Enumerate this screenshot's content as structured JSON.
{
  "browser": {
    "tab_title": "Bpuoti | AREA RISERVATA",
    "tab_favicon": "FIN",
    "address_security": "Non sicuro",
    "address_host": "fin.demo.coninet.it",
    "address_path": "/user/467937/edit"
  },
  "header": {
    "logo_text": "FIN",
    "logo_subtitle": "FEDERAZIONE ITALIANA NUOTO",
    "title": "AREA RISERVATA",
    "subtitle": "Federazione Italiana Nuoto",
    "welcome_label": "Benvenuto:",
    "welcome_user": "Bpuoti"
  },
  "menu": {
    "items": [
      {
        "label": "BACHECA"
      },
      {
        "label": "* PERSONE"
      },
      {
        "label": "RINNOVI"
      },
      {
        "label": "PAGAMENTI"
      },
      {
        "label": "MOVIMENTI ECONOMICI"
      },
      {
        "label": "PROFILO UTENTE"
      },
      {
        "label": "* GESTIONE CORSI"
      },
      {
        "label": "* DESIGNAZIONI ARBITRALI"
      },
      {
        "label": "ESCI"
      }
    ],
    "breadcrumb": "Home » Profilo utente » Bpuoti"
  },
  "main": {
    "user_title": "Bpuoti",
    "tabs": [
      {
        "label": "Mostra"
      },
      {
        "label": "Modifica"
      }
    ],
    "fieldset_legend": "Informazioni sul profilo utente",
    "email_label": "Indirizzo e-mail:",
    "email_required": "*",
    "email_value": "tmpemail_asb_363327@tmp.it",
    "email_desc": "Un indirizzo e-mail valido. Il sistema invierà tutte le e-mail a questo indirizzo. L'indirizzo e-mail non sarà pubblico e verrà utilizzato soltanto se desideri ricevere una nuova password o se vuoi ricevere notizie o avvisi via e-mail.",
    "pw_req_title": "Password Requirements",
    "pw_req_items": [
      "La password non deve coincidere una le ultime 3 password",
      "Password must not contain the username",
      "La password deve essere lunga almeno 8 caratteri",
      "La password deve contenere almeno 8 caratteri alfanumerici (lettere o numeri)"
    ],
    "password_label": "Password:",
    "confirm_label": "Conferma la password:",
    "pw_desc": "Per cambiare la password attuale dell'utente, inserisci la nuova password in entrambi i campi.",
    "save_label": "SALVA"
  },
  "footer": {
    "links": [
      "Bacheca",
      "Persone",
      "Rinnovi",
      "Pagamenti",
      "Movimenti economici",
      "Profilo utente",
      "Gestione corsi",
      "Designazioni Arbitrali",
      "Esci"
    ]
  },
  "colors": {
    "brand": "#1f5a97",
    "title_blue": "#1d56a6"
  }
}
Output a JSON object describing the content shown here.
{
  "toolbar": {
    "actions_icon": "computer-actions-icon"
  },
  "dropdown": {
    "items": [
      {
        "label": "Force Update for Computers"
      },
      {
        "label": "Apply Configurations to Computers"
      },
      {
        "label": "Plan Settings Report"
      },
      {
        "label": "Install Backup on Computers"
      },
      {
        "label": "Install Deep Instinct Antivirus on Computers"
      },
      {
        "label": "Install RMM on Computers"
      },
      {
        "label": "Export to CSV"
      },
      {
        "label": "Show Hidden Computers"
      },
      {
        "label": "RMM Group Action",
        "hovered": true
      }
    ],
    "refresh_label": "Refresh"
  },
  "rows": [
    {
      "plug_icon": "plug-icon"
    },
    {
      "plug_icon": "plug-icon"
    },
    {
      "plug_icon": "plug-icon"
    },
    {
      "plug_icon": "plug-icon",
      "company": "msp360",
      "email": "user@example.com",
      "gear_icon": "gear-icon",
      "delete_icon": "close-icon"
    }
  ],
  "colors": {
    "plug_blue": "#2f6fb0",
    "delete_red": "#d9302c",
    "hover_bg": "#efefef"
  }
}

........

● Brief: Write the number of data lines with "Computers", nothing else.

● Problem solution: 6